After setting up shop in London, PetitBon says that EVP – which also has offices in Israel and Sweden – spent most of the first 18 months of its existence educating both European entrepreneurs and the European venture capital industry as a whole about venture debt options. “It was a new concept for a fair amount of time, but now it is seen by most VCs and entrepreneurs as an interesting ingredient in venture funding syndication.”

The challenge for venture lenders active in Europe is convincing venture capitalists and entrepreneurs of the merits of venture debt – after all, taking on debt at a cashflow-negative company may seem counterintuitive to some. Jeremy Milne, an investment partner at UK-based venture capital firm Quester, sees venture debt as a “bit of an acquired taste” that requires careful structuring and the confidence of a company's board in order to work well for a business. “You raise the facility, you take in the cash and you put that corresponding liability on the balance sheet. It's not something you can do at the last minute and requires experienced planning.”

Milne says there are already enough risks involved in an early stage venture- backed business, and that the venture backers and entrepreneurs have not paved down a good enough track record to be confident about using debt.

Speaking from the point of view of the lender, PetitBon says venture leasing has a safety cushion compared to traditional venture capital. “In workout cases, we should be able to fare better than the venture capital [providers] because we own the core assets of the business. We can extend new leases with the new owners of the business, or we can resell the equipment.”

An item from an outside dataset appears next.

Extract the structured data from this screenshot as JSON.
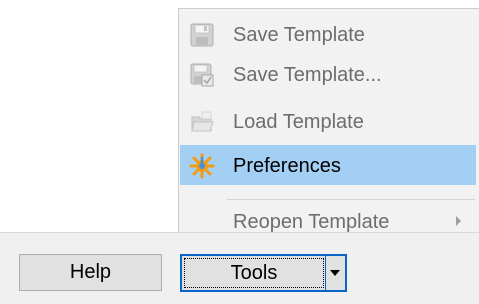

Still, PetitBon acknowledges that it hasn't been easy to fundraise in Europe, as European investors have had mixed results in their venture capital portfolios in the past and are still cautious when looking at early stage related investment opportunities, equity or debt. “Venture leasing may be less risky than traditional venture capital, but Europe is still not as mature a market for venture capital investing as in the US,” he notes.

However, now that the legacy issues of the tech crisis are being worked through, European venture capitalists say they are experiencing a moderate upwards trend in sentiment. Bill Demars, managing director at GE Technology Finance, says there has been a considerable amount of liquidity streaming into the European equity and debt markets, though not as pronounced as in the US. “Our deal pipeline has improved considerably, not only in the UK, but in other parts of Europe as well. We're encouraged by the overall level of activity.” Just how much potential the European market has at this stage will became clearer over the coming months.

Art Janik